[SOURCE INFORMATION — start]
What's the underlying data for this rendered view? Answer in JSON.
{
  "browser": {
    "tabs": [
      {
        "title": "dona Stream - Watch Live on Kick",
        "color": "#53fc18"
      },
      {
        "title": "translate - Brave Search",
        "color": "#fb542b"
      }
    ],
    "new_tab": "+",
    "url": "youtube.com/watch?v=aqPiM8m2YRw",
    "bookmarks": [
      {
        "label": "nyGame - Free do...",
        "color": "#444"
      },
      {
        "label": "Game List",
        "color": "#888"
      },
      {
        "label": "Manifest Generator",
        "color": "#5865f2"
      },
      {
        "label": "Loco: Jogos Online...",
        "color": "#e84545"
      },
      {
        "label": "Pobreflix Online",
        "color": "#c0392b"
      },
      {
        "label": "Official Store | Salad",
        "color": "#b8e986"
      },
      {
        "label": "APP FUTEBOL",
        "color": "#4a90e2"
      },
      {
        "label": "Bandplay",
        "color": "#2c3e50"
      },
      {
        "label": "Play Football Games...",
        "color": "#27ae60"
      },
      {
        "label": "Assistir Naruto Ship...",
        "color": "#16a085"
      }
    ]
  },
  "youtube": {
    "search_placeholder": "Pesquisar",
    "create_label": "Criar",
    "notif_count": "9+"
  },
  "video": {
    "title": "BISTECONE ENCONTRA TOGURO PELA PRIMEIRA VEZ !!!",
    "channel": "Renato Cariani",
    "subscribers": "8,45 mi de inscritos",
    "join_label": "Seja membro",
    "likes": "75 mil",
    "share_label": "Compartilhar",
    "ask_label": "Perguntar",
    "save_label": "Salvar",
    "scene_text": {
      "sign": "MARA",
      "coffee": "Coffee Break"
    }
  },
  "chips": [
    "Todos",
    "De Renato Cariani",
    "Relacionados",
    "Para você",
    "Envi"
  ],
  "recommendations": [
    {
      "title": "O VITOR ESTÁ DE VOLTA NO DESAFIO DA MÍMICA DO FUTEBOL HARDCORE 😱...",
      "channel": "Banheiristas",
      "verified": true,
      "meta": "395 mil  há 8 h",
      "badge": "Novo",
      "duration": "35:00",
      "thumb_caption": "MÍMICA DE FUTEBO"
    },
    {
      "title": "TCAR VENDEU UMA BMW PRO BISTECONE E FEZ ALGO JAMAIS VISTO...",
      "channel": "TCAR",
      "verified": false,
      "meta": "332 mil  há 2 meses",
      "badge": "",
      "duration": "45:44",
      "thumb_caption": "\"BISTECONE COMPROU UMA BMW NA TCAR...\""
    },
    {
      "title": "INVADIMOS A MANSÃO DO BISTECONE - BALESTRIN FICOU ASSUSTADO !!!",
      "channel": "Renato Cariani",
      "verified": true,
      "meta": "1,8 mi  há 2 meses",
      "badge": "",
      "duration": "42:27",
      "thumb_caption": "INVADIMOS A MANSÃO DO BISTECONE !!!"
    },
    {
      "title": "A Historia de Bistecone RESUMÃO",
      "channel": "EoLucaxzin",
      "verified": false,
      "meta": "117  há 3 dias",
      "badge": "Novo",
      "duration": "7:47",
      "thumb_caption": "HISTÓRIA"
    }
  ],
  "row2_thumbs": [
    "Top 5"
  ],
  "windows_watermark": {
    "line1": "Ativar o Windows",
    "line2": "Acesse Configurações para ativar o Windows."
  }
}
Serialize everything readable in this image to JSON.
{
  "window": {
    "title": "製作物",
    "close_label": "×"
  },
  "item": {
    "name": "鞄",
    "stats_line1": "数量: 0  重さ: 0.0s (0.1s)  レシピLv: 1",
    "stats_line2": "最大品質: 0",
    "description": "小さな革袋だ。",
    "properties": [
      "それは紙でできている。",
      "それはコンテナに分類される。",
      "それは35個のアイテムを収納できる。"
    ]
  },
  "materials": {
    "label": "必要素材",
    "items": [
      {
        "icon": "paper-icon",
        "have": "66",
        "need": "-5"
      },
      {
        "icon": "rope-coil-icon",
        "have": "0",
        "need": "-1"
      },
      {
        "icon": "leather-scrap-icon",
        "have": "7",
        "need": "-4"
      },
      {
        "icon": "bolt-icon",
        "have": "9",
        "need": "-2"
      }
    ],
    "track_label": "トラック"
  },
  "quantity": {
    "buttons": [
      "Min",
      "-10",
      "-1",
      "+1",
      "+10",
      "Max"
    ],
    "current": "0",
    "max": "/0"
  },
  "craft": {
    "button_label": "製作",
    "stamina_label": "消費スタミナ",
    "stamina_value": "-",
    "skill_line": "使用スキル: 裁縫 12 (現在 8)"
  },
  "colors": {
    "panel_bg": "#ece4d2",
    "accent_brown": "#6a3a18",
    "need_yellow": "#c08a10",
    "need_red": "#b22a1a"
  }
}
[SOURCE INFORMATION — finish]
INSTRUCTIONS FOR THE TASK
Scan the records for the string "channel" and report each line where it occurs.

OUTPUT
    "channel": "Renato Cariani",
      "channel": "Banheiristas",
      "channel": "TCAR",
      "channel": "Renato Cariani",
      "channel": "EoLucaxzin",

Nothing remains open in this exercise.